Given entries
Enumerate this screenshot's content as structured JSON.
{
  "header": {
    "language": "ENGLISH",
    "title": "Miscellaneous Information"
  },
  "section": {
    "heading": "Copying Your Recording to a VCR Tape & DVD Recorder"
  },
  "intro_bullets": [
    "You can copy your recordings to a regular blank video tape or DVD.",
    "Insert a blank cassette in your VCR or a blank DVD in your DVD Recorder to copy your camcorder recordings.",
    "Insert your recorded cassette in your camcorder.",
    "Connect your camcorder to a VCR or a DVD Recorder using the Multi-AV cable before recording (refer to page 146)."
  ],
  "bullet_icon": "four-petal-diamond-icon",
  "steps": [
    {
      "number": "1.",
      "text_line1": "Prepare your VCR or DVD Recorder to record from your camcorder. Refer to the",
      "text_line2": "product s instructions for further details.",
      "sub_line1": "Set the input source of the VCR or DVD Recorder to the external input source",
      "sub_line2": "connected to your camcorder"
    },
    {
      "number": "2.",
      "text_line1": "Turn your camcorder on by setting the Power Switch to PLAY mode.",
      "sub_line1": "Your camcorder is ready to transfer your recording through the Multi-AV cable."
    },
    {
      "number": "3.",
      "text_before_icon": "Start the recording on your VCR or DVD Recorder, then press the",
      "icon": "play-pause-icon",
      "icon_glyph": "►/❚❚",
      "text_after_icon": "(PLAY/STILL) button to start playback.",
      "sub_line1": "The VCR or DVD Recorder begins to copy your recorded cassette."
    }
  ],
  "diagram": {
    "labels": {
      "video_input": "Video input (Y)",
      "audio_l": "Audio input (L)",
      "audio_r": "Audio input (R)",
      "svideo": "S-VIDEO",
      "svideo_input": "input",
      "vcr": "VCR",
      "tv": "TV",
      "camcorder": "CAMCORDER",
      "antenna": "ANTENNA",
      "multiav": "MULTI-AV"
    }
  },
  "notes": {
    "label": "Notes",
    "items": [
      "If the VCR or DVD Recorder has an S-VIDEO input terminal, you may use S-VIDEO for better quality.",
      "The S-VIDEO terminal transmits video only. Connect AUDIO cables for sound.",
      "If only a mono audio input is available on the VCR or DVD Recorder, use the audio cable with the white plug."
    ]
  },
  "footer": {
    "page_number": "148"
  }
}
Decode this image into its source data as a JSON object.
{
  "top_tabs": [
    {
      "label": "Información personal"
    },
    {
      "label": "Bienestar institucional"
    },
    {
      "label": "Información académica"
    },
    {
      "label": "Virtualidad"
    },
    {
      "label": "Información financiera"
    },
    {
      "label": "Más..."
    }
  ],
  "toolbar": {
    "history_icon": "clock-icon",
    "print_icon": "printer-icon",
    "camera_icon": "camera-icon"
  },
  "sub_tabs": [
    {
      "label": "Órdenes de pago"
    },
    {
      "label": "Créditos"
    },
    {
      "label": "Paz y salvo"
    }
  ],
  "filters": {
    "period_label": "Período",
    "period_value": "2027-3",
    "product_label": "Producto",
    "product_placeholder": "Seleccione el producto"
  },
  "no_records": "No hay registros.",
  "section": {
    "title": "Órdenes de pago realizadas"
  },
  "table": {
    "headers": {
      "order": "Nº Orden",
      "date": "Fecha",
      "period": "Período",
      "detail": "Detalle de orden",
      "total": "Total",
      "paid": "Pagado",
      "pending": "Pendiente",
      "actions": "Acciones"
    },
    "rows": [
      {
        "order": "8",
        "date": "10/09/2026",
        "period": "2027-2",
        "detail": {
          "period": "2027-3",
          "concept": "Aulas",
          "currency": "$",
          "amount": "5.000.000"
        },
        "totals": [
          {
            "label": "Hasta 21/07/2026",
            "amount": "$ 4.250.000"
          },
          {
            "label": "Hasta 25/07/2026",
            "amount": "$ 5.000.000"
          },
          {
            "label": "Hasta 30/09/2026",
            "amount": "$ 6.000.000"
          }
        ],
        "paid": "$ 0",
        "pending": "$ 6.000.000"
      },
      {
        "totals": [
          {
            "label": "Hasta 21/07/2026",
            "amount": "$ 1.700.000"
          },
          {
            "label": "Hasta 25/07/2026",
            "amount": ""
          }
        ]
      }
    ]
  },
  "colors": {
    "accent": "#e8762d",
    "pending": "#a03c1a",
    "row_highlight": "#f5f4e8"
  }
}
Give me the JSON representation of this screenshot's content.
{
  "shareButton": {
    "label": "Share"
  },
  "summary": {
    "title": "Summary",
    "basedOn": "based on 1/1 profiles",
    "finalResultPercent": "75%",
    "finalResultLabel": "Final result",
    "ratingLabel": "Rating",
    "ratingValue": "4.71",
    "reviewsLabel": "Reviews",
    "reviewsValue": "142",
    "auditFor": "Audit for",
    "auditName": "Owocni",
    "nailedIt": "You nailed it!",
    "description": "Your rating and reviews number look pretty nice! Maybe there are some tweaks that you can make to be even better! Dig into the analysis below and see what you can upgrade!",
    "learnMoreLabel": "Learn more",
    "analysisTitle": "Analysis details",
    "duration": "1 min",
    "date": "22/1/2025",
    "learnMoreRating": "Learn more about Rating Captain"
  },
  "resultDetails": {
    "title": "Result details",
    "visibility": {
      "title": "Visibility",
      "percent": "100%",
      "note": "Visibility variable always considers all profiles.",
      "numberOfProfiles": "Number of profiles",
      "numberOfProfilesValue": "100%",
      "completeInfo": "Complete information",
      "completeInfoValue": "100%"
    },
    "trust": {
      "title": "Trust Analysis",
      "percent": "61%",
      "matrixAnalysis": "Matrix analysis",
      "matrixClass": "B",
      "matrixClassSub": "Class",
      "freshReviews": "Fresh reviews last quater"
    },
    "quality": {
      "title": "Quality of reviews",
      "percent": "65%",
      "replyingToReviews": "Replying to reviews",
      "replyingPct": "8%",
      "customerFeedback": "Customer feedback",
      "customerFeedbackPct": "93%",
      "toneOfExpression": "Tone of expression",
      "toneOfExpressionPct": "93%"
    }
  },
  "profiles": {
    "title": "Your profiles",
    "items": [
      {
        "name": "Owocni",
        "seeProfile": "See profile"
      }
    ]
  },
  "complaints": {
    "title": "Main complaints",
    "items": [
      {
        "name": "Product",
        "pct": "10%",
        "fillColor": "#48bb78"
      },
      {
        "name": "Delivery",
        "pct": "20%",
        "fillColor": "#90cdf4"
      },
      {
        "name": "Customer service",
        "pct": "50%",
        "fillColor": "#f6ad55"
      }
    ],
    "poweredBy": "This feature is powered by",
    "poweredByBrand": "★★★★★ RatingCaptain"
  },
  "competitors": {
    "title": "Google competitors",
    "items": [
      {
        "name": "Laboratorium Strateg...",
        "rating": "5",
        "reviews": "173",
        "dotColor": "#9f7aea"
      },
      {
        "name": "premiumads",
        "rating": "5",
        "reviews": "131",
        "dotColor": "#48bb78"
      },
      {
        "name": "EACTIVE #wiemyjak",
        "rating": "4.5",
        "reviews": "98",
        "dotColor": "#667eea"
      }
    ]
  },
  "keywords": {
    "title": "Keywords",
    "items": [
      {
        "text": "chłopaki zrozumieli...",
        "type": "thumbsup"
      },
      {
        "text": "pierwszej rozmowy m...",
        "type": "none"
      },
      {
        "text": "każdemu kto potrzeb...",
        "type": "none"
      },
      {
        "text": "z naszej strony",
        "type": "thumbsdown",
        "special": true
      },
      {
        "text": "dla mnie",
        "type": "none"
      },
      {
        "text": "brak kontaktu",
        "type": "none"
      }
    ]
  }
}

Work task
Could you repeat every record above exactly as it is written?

Written reply
Enumerate this screenshot's content as structured JSON.
{
  "header": {
    "language": "ENGLISH",
    "title": "Miscellaneous Information"
  },
  "section": {
    "heading": "Copying Your Recording to a VCR Tape & DVD Recorder"
  },
  "intro_bullets": [
    "You can copy your recordings to a regular blank video tape or DVD.",
    "Insert a blank cassette in your VCR or a blank DVD in your DVD Recorder to copy your camcorder recordings.",
    "Insert your recorded cassette in your camcorder.",
    "Connect your camcorder to a VCR or a DVD Recorder using the Multi-AV cable before recording (refer to page 146)."
  ],
  "bullet_icon": "four-petal-diamond-icon",
  "steps": [
    {
      "number": "1.",
      "text_line1": "Prepare your VCR or DVD Recorder to record from your camcorder. Refer to the",
      "text_line2": "product s instructions for further details.",
      "sub_line1": "Set the input source of the VCR or DVD Recorder to the external input source",
      "sub_line2": "connected to your camcorder"
    },
    {
      "number": "2.",
      "text_line1": "Turn your camcorder on by setting the Power Switch to PLAY mode.",
      "sub_line1": "Your camcorder is ready to transfer your recording through the Multi-AV cable."
    },
    {
      "number": "3.",
      "text_before_icon": "Start the recording on your VCR or DVD Recorder, then press the",
      "icon": "play-pause-icon",
      "icon_glyph": "►/❚❚",
      "text_after_icon": "(PLAY/STILL) button to start playback.",
      "sub_line1": "The VCR or DVD Recorder begins to copy your recorded cassette."
    }
  ],
  "diagram": {
    "labels": {
      "video_input": "Video input (Y)",
      "audio_l": "Audio input (L)",
      "audio_r": "Audio input (R)",
      "svideo": "S-VIDEO",
      "svideo_input": "input",
      "vcr": "VCR",
      "tv": "TV",
      "camcorder": "CAMCORDER",
      "antenna": "ANTENNA",
      "multiav": "MULTI-AV"
    }
  },
  "notes": {
    "label": "Notes",
    "items": [
      "If the VCR or DVD Recorder has an S-VIDEO input terminal, you may use S-VIDEO for better quality.",
      "The S-VIDEO terminal transmits video only. Connect AUDIO cables for sound.",
      "If only a mono audio input is available on the VCR or DVD Recorder, use the audio cable with the white plug."
    ]
  },
  "footer": {
    "page_number": "148"
  }
}
Decode this image into its source data as a JSON object.
{
  "top_tabs": [
    {
      "label": "Información personal"
    },
    {
      "label": "Bienestar institucional"
    },
    {
      "label": "Información académica"
    },
    {
      "label": "Virtualidad"
    },
    {
      "label": "Información financiera"
    },
    {
      "label": "Más..."
    }
  ],
  "toolbar": {
    "history_icon": "clock-icon",
    "print_icon": "printer-icon",
    "camera_icon": "camera-icon"
  },
  "sub_tabs": [
    {
      "label": "Órdenes de pago"
    },
    {
      "label": "Créditos"
    },
    {
      "label": "Paz y salvo"
    }
  ],
  "filters": {
    "period_label": "Período",
    "period_value": "2027-3",
    "product_label": "Producto",
    "product_placeholder": "Seleccione el producto"
  },
  "no_records": "No hay registros.",
  "section": {
    "title": "Órdenes de pago realizadas"
  },
  "table": {
    "headers": {
      "order": "Nº Orden",
      "date": "Fecha",
      "period": "Período",
      "detail": "Detalle de orden",
      "total": "Total",
      "paid": "Pagado",
      "pending": "Pendiente",
      "actions": "Acciones"
    },
    "rows": [
      {
        "order": "8",
        "date": "10/09/2026",
        "period": "2027-2",
        "detail": {
          "period": "2027-3",
          "concept": "Aulas",
          "currency": "$",
          "amount": "5.000.000"
        },
        "totals": [
          {
            "label": "Hasta 21/07/2026",
            "amount": "$ 4.250.000"
          },
          {
            "label": "Hasta 25/07/2026",
            "amount": "$ 5.000.000"
          },
          {
            "label": "Hasta 30/09/2026",
            "amount": "$ 6.000.000"
          }
        ],
        "paid": "$ 0",
        "pending": "$ 6.000.000"
      },
      {
        "totals": [
          {
            "label": "Hasta 21/07/2026",
            "amount": "$ 1.700.000"
          },
          {
            "label": "Hasta 25/07/2026",
            "amount": ""
          }
        ]
      }
    ]
  },
  "colors": {
    "accent": "#e8762d",
    "pending": "#a03c1a",
    "row_highlight": "#f5f4e8"
  }
}
Give me the JSON representation of this screenshot's content.
{
  "shareButton": {
    "label": "Share"
  },
  "summary": {
    "title": "Summary",
    "basedOn": "based on 1/1 profiles",
    "finalResultPercent": "75%",
    "finalResultLabel": "Final result",
    "ratingLabel": "Rating",
    "ratingValue": "4.71",
    "reviewsLabel": "Reviews",
    "reviewsValue": "142",
    "auditFor": "Audit for",
    "auditName": "Owocni",
    "nailedIt": "You nailed it!",
    "description": "Your rating and reviews number look pretty nice! Maybe there are some tweaks that you can make to be even better! Dig into the analysis below and see what you can upgrade!",
    "learnMoreLabel": "Learn more",
    "analysisTitle": "Analysis details",
    "duration": "1 min",
    "date": "22/1/2025",
    "learnMoreRating": "Learn more about Rating Captain"
  },
  "resultDetails": {
    "title": "Result details",
    "visibility": {
      "title": "Visibility",
      "percent": "100%",
      "note": "Visibility variable always considers all profiles.",
      "numberOfProfiles": "Number of profiles",
      "numberOfProfilesValue": "100%",
      "completeInfo": "Complete information",
      "completeInfoValue": "100%"
    },
    "trust": {
      "title": "Trust Analysis",
      "percent": "61%",
      "matrixAnalysis": "Matrix analysis",
      "matrixClass": "B",
      "matrixClassSub": "Class",
      "freshReviews": "Fresh reviews last quater"
    },
    "quality": {
      "title": "Quality of reviews",
      "percent": "65%",
      "replyingToReviews": "Replying to reviews",
      "replyingPct": "8%",
      "customerFeedback": "Customer feedback",
      "customerFeedbackPct": "93%",
      "toneOfExpression": "Tone of expression",
      "toneOfExpressionPct": "93%"
    }
  },
  "profiles": {
    "title": "Your profiles",
    "items": [
      {
        "name": "Owocni",
        "seeProfile": "See profile"
      }
    ]
  },
  "complaints": {
    "title": "Main complaints",
    "items": [
      {
        "name": "Product",
        "pct": "10%",
        "fillColor": "#48bb78"
      },
      {
        "name": "Delivery",
        "pct": "20%",
        "fillColor": "#90cdf4"
      },
      {
        "name": "Customer service",
        "pct": "50%",
        "fillColor": "#f6ad55"
      }
    ],
    "poweredBy": "This feature is powered by",
    "poweredByBrand": "★★★★★ RatingCaptain"
  },
  "competitors": {
    "title": "Google competitors",
    "items": [
      {
        "name": "Laboratorium Strateg...",
        "rating": "5",
        "reviews": "173",
        "dotColor": "#9f7aea"
      },
      {
        "name": "premiumads",
        "rating": "5",
        "reviews": "131",
        "dotColor": "#48bb78"
      },
      {
        "name": "EACTIVE #wiemyjak",
        "rating": "4.5",
        "reviews": "98",
        "dotColor": "#667eea"
      }
    ]
  },
  "keywords": {
    "title": "Keywords",
    "items": [
      {
        "text": "chłopaki zrozumieli...",
        "type": "thumbsup"
      },
      {
        "text": "pierwszej rozmowy m...",
        "type": "none"
      },
      {
        "text": "każdemu kto potrzeb...",
        "type": "none"
      },
      {
        "text": "z naszej strony",
        "type": "thumbsdown",
        "special": true
      },
      {
        "text": "dla mnie",
        "type": "none"
      },
      {
        "text": "brak kontaktu",
        "type": "none"
      }
    ]
  }
}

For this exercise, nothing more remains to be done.